Wednesday, Dec. 1, 2010 | 4:26 p.m.
The Economic Forum emerged from its hibernation today, saw two more sour years for the state’s economy and settled that the governor and Legislature will have $5.3 billion in general fund revenue to spend for the next two years unless they raise taxes.
The number is about what state financial expected - somewhere between $5.2 billion and $5.4 billion. But the forum, made up of five appointed business leaders, made official that Gov.-elect Brian Sandoval and then the Legislature will have to balance that with state spending requests at $8.3 billion, which assumes a half billion dollars in furloughs for state workers ends.
“Now the game is on in terms of these are official numbers,” Russell Guindon, a legislative fiscal analyst told the Economic Forum on Wednesday.
The five forum members generally settled on a consensus that Nevada would not see any rapid recovery, and certainly no return to the salad days of 2006 and 2007.
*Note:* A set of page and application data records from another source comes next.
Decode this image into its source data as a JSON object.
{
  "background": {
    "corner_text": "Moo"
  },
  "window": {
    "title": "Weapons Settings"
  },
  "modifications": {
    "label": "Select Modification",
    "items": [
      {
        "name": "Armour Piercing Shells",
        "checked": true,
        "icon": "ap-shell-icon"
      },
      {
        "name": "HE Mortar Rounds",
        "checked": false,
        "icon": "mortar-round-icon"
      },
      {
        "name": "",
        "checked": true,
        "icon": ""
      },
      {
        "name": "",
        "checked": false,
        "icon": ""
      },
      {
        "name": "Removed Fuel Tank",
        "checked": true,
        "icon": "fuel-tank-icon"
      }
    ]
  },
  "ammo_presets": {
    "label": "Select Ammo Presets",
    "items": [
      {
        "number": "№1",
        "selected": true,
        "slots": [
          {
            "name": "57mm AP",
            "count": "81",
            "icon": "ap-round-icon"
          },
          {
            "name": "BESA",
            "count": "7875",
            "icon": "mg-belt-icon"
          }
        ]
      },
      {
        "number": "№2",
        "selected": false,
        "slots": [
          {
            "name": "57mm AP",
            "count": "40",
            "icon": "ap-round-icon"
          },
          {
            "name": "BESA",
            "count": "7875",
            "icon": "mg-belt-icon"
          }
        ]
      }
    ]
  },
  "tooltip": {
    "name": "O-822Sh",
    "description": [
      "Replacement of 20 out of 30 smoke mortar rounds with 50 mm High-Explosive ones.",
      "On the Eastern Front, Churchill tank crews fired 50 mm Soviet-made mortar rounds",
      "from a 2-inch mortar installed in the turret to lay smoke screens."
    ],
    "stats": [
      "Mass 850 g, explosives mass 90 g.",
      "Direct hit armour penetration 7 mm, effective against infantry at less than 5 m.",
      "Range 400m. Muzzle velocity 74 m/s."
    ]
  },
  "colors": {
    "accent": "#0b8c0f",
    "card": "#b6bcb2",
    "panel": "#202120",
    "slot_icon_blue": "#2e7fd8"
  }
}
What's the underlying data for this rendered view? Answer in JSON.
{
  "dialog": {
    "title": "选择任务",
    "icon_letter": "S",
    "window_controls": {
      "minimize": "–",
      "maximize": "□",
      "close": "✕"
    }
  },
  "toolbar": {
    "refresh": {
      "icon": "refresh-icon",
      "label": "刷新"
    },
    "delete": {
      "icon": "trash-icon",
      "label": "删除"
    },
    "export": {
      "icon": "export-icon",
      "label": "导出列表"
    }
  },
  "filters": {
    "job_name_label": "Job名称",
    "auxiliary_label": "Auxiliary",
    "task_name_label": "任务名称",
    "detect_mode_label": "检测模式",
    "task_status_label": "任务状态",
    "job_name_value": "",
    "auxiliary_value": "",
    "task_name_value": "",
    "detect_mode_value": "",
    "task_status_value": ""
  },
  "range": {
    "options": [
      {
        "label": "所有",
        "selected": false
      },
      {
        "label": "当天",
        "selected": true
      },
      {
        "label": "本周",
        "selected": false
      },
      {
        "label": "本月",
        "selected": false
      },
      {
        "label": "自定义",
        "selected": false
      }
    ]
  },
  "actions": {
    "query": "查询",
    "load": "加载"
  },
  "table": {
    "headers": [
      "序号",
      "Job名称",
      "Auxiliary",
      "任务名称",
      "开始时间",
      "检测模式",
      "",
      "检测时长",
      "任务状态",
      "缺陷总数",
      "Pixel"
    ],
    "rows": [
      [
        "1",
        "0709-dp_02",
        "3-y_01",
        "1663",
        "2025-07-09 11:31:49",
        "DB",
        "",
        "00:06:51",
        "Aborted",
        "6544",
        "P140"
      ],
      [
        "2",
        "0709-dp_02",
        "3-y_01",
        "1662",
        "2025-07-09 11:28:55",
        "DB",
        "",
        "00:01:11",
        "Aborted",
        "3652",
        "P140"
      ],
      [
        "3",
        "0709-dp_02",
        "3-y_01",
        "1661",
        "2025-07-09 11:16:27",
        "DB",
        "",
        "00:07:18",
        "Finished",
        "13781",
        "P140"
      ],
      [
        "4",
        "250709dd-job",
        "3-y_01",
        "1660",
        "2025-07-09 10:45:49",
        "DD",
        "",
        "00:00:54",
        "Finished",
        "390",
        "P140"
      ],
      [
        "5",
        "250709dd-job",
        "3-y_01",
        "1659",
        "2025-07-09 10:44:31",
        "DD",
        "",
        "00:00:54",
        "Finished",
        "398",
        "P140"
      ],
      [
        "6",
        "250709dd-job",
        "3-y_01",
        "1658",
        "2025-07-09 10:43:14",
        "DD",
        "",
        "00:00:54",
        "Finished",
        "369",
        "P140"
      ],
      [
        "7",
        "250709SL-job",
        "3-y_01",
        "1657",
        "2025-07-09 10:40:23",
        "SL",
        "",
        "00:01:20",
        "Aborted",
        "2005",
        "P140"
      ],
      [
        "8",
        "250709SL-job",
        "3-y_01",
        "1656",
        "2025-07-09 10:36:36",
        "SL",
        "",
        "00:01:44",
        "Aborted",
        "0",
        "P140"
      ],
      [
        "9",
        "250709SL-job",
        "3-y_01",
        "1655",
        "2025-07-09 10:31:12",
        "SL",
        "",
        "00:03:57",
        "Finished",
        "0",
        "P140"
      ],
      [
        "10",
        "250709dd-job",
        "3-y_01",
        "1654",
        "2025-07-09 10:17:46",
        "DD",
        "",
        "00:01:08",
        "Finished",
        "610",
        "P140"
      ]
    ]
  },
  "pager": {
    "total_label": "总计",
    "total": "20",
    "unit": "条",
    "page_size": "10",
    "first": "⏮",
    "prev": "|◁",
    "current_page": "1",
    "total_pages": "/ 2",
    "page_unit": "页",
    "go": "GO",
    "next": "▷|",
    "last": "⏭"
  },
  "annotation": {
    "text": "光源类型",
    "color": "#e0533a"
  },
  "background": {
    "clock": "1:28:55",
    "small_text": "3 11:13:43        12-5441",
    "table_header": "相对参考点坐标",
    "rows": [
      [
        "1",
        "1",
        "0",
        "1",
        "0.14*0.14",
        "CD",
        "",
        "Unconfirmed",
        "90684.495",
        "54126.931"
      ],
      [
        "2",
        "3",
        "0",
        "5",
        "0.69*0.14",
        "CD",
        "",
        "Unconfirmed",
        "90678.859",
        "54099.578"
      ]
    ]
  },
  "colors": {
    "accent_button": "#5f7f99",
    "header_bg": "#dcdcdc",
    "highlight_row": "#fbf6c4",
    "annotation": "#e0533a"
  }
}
Visitor volume to the Strip would increase, but folks wouldn't gamble or spend like they used to.
“This could be our Great Depression,” said John Restrepo, chairman of the Economic Forum and a private fiscal analyst. Changes in how consumers spend their money “could make this a game-changer for awhile.”
New Economic Forum member Andrew Martin, a CPA, said he wanted to be a bit more pessimistic than his colleagues, but said he was generally comfortable with the forecast.
The Legislature created the Economic Forum, which is appointed by the Governor and Legislative leaders, to take politics out of setting state revenue. Years ago, lawmakers had been known to push a more optimistic viewpoint on how much money the state would get so they could spend more without raising taxes.
Restrepo and other board members said no one has tried to influence the work of the nonpartisan panel.
Like other experts, the Economic Forum members struggled initially to forecast just how bad Nevada’s economy and tax revenue would get. Since 2008, there have been three special sessions to readjust for downward revenue.
But since February, the board members on the commission have been about right, even a little conservative, on their predictions.
Their new forecast has the current fiscal year ending with about $80 million more than they had previously predicted.